(Records for the exercise)

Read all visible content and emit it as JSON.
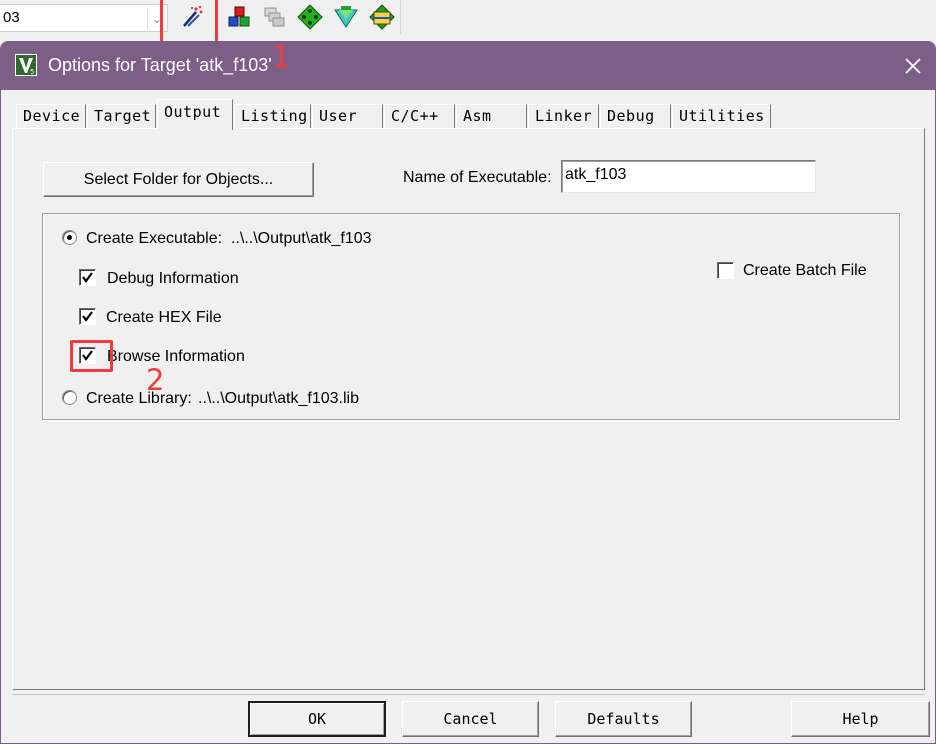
{
  "toolbar": {
    "target_combo_value": "03",
    "annotation_1": "1",
    "icons": [
      "options-for-target-icon",
      "manage-project-items-icon",
      "file-extensions-icon",
      "pack-installer-icon",
      "select-packs-icon",
      "manage-run-time-environment-icon"
    ]
  },
  "dialog": {
    "title": "Options for Target 'atk_f103'",
    "tabs": [
      "Device",
      "Target",
      "Output",
      "Listing",
      "User",
      "C/C++",
      "Asm",
      "Linker",
      "Debug",
      "Utilities"
    ],
    "active_tab": "Output",
    "select_folder_button": "Select Folder for Objects...",
    "name_of_executable_label": "Name of Executable:",
    "name_of_executable_value": "atk_f103",
    "create_executable_label": "Create Executable:",
    "create_executable_path": "..\\..\\Output\\atk_f103",
    "create_executable_selected": true,
    "debug_information_label": "Debug Information",
    "debug_information_checked": true,
    "create_hex_label": "Create HEX File",
    "create_hex_checked": true,
    "browse_information_label": "Browse Information",
    "browse_information_checked": true,
    "create_batch_label": "Create Batch File",
    "create_batch_checked": false,
    "create_library_label": "Create Library:",
    "create_library_path": "..\\..\\Output\\atk_f103.lib",
    "create_library_selected": false,
    "annotation_2": "2",
    "buttons": {
      "ok": "OK",
      "cancel": "Cancel",
      "defaults": "Defaults",
      "help": "Help"
    },
    "colors": {
      "titlebar": "#7c5e86",
      "annotation": "#ef3b3b"
    }
  }
}
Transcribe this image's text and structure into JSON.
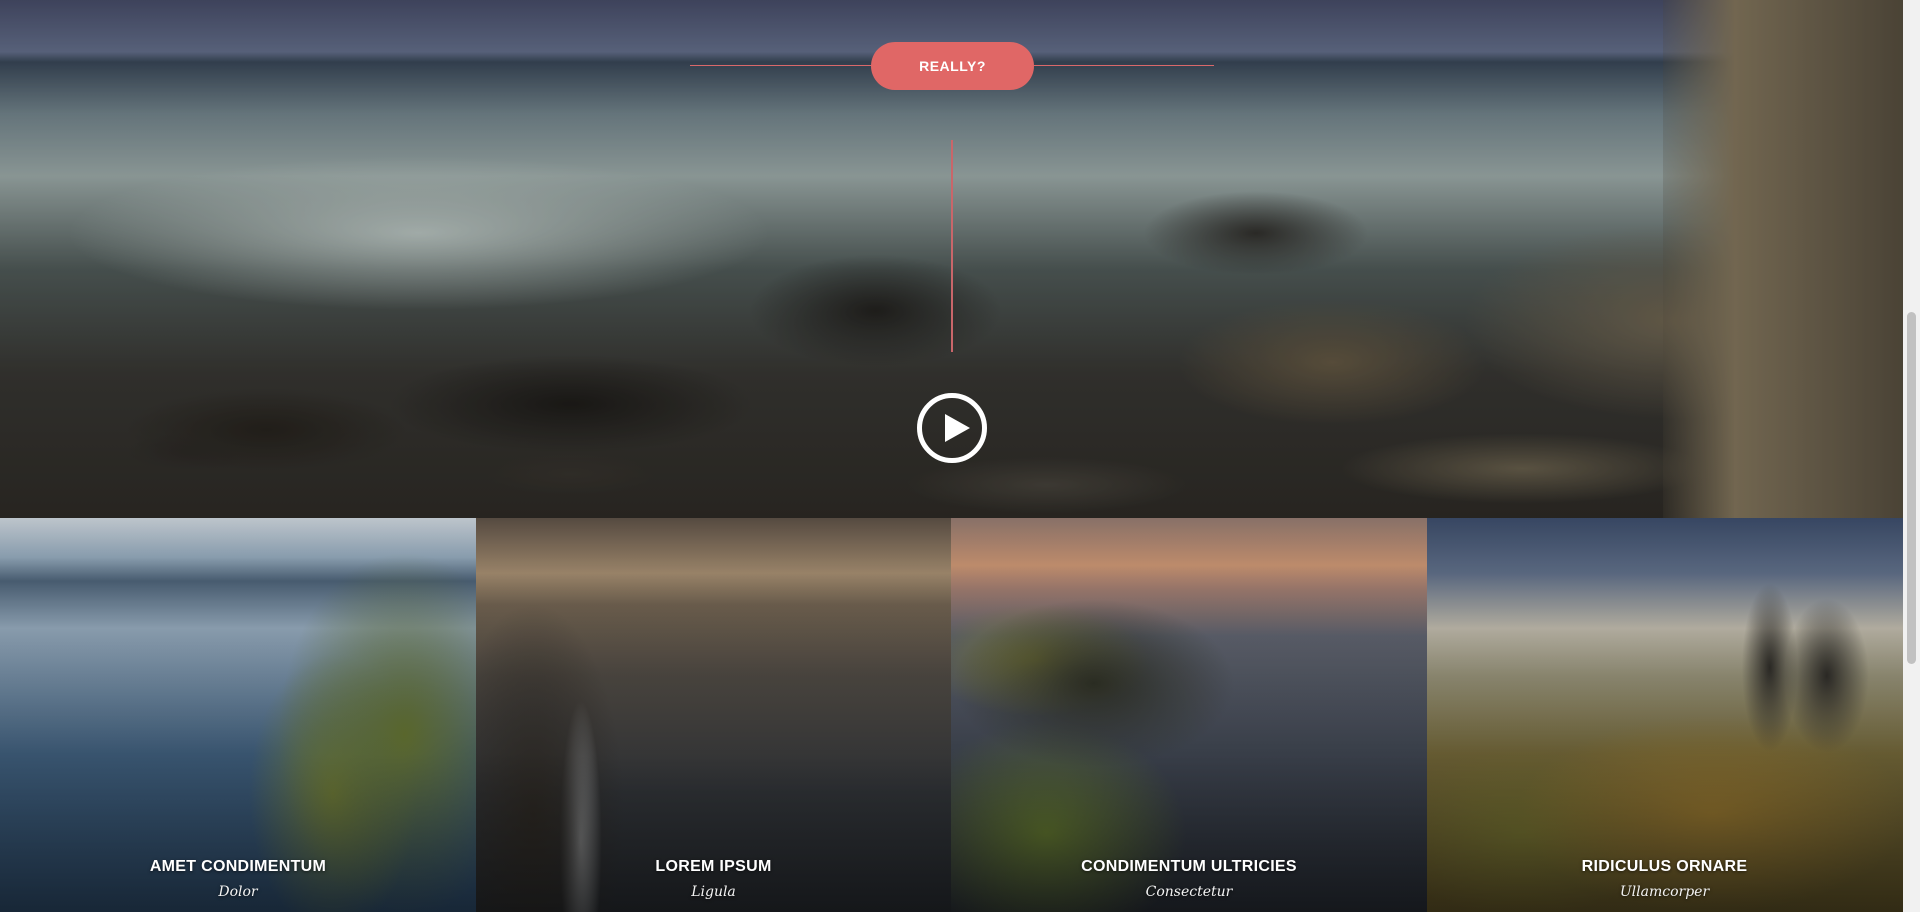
{
  "hero": {
    "button_label": "REALLY?",
    "play_icon": "play-icon"
  },
  "tiles": [
    {
      "title": "AMET CONDIMENTUM",
      "subtitle": "Dolor"
    },
    {
      "title": "LOREM IPSUM",
      "subtitle": "Ligula"
    },
    {
      "title": "CONDIMENTUM ULTRICIES",
      "subtitle": "Consectetur"
    },
    {
      "title": "RIDICULUS ORNARE",
      "subtitle": "Ullamcorper"
    }
  ],
  "colors": {
    "accent": "#e06766",
    "text": "#ffffff"
  }
}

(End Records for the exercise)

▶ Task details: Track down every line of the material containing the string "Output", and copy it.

▶ Solved exercise:
      "Output",
    "active_tab": "Output",
    "create_executable_path": "..\\..\\Output\\atk_f103",
    "create_library_path": "..\\..\\Output\\atk_f103.lib",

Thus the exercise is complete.